TL;DR

Here we are with TASK #1 from The Weekly Challenge #132. Enjoy!

The challenge

You are given a date (yyyy/mm/dd).

Assuming, the given date is your date of birth. Write a script to find the mirror dates of the given date.

Dave Cross has built cool site that does something similar.

Assuming today is 2021/09/22.

Example 1:

Input: 2021/09/18
Output: 2021/09/14, 2021/09/26

On the date you were born, someone who was your current age,
would have been born on 2021/09/14.
Someone born today will be your current age on 2021/09/26.

Example 2:

Input: 1975/10/10
Output: 1929/10/27, 2067/09/05

On the date you were born, someone who was your current age,
would have been born on 1929/10/27.
Someone born today will be your current age on 2067/09/05.

Example 3:

Input: 1967/02/14
Output: 1912/07/08, 2076/04/30

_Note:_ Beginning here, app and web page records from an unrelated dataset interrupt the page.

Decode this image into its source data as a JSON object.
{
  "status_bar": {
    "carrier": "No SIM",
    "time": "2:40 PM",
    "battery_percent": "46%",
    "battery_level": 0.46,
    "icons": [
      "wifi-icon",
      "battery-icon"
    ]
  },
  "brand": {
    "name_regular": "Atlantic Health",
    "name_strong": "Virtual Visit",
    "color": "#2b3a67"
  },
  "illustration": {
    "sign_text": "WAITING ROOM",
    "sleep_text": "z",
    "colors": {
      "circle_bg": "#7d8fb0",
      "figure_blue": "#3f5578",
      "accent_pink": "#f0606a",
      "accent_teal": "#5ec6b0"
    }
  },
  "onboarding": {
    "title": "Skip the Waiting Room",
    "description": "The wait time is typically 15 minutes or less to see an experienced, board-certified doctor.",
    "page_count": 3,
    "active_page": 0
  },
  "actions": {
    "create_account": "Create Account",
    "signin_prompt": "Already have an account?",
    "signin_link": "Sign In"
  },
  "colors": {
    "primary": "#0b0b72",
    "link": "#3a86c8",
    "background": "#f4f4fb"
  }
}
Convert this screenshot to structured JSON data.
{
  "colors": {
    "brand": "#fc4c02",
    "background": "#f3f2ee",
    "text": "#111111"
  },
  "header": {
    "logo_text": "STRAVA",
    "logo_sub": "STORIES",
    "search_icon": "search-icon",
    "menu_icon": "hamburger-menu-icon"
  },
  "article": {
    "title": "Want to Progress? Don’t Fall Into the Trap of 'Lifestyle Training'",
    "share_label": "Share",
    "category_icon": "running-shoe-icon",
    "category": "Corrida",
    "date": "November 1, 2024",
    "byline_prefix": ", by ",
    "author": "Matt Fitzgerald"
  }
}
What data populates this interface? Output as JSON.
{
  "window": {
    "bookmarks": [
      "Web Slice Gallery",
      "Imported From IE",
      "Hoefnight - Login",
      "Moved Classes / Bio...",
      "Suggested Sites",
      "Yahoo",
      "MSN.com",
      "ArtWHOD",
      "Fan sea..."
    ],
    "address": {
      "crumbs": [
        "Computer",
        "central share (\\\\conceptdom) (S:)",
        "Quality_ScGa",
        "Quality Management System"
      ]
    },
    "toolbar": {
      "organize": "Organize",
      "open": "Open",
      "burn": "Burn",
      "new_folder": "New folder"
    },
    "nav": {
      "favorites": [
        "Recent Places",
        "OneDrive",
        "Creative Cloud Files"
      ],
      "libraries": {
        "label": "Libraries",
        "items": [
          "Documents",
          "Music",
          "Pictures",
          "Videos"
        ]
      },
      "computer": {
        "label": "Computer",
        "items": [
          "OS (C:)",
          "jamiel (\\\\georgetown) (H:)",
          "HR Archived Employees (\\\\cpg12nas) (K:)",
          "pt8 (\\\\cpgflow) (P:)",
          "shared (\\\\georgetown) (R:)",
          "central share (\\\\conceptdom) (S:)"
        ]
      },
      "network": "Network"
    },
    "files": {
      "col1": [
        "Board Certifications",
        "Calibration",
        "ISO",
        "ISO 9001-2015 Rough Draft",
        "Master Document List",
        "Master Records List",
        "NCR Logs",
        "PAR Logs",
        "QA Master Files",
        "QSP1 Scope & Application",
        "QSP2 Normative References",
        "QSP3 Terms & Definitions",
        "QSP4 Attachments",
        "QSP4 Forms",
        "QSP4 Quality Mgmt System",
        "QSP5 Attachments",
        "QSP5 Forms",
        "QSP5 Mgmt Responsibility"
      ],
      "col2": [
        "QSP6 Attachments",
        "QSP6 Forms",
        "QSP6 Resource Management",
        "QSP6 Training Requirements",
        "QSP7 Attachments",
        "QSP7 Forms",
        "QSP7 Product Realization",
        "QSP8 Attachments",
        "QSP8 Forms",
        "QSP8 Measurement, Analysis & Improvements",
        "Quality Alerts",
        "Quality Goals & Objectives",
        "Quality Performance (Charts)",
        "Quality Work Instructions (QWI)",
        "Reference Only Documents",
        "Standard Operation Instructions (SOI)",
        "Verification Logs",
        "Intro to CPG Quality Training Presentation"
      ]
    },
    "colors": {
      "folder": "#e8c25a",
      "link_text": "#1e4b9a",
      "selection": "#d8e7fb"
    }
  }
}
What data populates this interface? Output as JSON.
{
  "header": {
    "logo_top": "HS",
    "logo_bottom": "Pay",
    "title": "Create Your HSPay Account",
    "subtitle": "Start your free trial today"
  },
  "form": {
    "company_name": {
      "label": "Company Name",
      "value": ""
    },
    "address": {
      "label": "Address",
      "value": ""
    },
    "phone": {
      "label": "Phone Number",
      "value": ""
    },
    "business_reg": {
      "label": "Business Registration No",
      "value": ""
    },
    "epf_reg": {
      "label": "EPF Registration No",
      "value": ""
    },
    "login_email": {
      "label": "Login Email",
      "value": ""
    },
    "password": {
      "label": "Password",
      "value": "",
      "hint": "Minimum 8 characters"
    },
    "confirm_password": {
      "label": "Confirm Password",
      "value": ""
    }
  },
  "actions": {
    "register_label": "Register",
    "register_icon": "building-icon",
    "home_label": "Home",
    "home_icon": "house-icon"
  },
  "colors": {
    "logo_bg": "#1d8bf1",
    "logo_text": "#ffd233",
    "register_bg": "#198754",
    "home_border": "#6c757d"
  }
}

On the date you were born, someone who was your current age,
would have been born on 1912/07/08.
Someone born today will be your current age on 2076/04/30.

The questions

Well well well… I live in Italy in 2021 and I’ll stick to a Gregorian calendar and to people whose birthday was in the XX century or later. This is non-negotiable.

The solution

Raku has a nice Date class that supports arithmetics, so it’s as easy as doing some basic maths:

#!/usr/bin/env raku
use v6;
sub mirror-dates ($birth-date is copy) {
   $birth-date = Date.new(|($birth-date.comb(/\d+/)));
   my $today = Date.new(DateTime.now);
   my $delta = $today - $birth-date;
   return ($birth-date - $delta, $today + $delta);
}
sub MAIN ($d = '1967/02/14') { mirror-dates($d).join(', ').put }

Perl follows suit, with just a little more effort and about half of the CPAN to install DateTime:

#!/usr/bin/env perl
use v5.24;
use warnings;
use experimental 'signatures';
no warnings 'experimental::signatures';
use DateTime;
sub mirror_dates ($birth_date) {
   my %bd;
   @bd{qw< year month day >} = split m{\D+}mxs, $birth_date;
   $birth_date = DateTime->new(%bd, hour => 12, minute => 0, second => 0);
   my $today = DateTime->now;
   my $delta = $today->delta_days($birth_date);
   return (
      $birth_date->subtract_duration($delta)->ymd('/'),
      $today->add_duration($delta)->ymd('/'),
   );
}
say join ', ', mirror_dates(shift // '1967-02-14');

The logic is the same, just with a bit more verbose operations. There must be care in choosing delta_days or the result will be incorrect - don’t ask me why, I only know that date and time stuff are a headache.

So… enjoy your time!